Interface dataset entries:
•••••

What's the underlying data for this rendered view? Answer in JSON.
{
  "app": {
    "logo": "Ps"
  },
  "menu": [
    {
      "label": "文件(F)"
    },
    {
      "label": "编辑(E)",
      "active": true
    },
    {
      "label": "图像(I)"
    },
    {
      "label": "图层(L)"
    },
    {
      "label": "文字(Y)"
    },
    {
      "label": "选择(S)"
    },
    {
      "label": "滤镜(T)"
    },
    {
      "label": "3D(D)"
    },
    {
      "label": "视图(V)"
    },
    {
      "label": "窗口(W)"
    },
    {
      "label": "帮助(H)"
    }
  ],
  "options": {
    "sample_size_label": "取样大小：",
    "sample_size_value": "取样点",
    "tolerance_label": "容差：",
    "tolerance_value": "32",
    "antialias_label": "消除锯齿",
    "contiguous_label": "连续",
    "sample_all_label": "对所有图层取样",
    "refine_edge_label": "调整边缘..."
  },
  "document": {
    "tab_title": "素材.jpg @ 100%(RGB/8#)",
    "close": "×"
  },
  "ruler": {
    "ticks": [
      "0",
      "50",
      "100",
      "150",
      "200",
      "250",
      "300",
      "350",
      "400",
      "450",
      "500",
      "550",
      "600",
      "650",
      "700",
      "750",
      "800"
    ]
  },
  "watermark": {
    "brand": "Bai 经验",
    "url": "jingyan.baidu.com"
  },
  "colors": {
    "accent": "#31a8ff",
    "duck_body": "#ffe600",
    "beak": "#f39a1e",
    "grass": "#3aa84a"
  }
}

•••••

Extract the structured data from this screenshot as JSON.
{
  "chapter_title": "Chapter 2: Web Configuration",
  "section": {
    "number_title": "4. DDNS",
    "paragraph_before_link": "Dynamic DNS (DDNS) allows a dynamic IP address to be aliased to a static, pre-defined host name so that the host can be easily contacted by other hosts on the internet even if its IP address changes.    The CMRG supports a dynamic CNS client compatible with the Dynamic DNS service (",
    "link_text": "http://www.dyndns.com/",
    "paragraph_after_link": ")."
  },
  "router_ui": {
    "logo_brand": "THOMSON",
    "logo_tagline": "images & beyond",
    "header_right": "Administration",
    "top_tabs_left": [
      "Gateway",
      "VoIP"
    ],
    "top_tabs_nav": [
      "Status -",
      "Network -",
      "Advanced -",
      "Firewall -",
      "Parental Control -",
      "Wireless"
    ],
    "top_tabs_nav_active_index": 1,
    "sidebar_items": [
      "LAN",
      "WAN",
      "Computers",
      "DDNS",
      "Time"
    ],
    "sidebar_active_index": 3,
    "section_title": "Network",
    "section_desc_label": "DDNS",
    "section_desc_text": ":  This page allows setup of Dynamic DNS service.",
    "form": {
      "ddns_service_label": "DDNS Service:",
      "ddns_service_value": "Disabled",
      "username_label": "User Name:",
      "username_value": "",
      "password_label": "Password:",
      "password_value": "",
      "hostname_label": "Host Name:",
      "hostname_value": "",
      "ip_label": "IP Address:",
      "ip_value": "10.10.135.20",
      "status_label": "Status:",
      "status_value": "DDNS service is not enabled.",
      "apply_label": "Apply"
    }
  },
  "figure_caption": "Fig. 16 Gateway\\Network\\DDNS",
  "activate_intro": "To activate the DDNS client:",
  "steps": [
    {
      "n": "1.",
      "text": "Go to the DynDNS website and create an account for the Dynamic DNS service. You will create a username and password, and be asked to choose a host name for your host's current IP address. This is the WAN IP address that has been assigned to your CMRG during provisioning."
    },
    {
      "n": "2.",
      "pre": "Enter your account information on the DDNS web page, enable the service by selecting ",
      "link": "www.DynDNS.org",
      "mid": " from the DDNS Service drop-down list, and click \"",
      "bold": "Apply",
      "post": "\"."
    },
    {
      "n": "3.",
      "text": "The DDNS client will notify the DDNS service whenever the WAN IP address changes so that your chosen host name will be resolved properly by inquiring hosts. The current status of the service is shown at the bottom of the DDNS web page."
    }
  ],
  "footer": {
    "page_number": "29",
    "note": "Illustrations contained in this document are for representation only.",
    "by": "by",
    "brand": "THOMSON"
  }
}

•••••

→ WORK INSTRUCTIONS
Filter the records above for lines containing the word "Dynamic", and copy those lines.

→ SOLUTION TO THE EXERCISE
    "paragraph_before_link": "Dynamic DNS (DDNS) allows a dynamic IP address to be aliased to a static, pre-defined host name so that the host can be easily contacted by other hosts on the internet even if its IP address changes.    The CMRG supports a dynamic CNS client compatible with the Dynamic DNS service (",
    "section_desc_text": ":  This page allows setup of Dynamic DNS service.",
      "text": "Go to the DynDNS website and create an account for the Dynamic DNS service. You will create a username and password, and be asked to choose a host name for your host's current IP address. This is the WAN IP address that has been assigned to your CMRG during provisioning."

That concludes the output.